=== Section Start ===
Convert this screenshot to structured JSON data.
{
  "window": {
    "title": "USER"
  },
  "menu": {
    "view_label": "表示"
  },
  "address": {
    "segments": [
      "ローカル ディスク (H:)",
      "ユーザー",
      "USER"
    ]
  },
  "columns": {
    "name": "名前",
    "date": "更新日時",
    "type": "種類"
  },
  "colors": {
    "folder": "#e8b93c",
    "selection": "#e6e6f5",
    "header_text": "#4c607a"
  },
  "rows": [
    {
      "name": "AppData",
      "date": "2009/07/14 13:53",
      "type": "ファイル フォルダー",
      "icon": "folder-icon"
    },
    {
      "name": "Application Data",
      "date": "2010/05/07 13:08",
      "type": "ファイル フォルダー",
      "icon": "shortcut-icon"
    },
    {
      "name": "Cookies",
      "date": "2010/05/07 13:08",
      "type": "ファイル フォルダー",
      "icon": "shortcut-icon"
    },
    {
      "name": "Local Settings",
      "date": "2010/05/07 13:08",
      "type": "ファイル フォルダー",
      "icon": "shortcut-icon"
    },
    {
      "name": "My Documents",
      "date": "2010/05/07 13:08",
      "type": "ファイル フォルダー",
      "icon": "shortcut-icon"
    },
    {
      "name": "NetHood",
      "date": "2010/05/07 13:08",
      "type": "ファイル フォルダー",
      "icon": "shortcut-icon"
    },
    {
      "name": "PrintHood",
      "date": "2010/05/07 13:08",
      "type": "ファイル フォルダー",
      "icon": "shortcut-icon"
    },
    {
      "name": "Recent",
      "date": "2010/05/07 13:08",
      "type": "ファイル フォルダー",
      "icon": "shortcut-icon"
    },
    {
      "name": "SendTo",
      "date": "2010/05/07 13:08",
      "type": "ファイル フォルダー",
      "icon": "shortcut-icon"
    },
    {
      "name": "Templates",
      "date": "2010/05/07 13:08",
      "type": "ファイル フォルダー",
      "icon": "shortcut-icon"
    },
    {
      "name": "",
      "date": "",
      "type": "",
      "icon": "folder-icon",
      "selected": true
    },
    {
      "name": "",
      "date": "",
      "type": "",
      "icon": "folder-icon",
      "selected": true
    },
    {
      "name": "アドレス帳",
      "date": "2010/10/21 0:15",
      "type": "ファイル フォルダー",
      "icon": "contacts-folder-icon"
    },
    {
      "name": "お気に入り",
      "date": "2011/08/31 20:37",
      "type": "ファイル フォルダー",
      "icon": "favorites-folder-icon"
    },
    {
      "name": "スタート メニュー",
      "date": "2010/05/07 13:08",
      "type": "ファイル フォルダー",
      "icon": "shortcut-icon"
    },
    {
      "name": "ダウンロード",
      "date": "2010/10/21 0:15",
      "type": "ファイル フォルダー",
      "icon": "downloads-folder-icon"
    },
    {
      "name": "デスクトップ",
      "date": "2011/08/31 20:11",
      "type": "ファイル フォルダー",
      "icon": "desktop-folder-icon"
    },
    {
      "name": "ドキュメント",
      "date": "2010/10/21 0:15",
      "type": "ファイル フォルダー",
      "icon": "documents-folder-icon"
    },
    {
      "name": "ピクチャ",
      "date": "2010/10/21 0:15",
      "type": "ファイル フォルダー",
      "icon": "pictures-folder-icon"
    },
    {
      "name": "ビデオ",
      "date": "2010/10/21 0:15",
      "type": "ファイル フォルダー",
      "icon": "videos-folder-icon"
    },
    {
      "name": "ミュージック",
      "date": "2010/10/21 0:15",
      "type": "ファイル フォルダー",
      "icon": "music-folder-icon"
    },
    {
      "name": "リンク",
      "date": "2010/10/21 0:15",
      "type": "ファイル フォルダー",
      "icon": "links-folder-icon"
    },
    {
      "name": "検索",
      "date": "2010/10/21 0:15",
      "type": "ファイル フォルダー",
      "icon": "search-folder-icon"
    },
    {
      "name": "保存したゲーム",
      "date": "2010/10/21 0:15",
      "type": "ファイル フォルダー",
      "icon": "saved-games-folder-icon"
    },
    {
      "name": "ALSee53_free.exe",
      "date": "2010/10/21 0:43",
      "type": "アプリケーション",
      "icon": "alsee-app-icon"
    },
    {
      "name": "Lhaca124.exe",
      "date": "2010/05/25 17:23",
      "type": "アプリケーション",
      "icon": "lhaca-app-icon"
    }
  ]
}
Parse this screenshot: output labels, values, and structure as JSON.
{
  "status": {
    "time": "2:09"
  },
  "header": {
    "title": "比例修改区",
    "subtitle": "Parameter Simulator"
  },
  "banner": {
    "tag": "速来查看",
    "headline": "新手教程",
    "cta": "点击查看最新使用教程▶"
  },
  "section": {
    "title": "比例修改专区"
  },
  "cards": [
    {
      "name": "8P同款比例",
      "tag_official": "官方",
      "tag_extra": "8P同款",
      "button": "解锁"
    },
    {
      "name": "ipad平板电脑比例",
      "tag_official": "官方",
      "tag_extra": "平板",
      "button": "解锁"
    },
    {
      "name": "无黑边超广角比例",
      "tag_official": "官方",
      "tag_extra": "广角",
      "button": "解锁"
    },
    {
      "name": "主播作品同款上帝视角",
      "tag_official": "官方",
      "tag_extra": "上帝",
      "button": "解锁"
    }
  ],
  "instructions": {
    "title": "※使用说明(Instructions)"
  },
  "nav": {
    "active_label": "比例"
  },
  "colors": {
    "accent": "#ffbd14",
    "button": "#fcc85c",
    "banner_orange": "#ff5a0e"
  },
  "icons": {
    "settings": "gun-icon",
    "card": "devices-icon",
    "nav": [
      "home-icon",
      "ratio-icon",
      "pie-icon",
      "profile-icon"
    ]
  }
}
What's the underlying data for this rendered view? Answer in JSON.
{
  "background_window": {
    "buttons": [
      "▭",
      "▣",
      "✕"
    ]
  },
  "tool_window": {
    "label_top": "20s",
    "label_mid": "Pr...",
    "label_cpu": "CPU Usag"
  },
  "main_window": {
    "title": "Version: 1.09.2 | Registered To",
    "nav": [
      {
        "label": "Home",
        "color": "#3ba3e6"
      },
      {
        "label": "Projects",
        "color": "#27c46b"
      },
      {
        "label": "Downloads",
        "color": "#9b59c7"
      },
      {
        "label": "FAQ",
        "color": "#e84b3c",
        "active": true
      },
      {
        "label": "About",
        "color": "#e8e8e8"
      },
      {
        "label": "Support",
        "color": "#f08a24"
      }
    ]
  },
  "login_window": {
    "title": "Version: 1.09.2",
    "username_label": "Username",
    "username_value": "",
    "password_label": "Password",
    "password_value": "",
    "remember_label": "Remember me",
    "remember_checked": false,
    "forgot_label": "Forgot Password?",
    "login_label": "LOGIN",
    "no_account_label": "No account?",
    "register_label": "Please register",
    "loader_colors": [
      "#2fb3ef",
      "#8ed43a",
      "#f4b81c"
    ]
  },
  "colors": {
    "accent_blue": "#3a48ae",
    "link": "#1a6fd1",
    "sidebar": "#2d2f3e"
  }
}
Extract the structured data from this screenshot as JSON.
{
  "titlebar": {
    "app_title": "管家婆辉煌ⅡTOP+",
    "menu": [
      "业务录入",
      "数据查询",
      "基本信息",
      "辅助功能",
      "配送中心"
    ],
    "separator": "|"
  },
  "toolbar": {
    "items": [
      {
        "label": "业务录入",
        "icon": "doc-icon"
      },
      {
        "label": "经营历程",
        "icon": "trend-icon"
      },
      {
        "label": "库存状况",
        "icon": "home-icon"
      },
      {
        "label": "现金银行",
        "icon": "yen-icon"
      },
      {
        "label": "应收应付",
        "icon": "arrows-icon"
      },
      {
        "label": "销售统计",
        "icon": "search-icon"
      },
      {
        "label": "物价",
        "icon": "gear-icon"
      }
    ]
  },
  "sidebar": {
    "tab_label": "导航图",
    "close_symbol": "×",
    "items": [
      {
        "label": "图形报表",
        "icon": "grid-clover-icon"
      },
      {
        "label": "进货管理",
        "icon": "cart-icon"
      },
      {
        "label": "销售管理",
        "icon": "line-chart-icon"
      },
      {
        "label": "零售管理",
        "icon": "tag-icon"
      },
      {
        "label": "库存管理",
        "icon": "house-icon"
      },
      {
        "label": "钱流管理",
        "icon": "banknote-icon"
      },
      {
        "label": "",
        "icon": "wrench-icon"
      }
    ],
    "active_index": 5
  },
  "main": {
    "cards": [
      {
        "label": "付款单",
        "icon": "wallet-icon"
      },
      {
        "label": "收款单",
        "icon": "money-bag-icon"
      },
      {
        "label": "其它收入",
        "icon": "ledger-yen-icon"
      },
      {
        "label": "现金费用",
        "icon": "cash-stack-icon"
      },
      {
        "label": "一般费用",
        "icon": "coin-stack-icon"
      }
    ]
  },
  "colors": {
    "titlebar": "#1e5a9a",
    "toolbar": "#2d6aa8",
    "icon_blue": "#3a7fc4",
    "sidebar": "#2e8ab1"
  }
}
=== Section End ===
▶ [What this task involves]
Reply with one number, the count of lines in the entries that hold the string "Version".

▶ [Solution for this problem]
2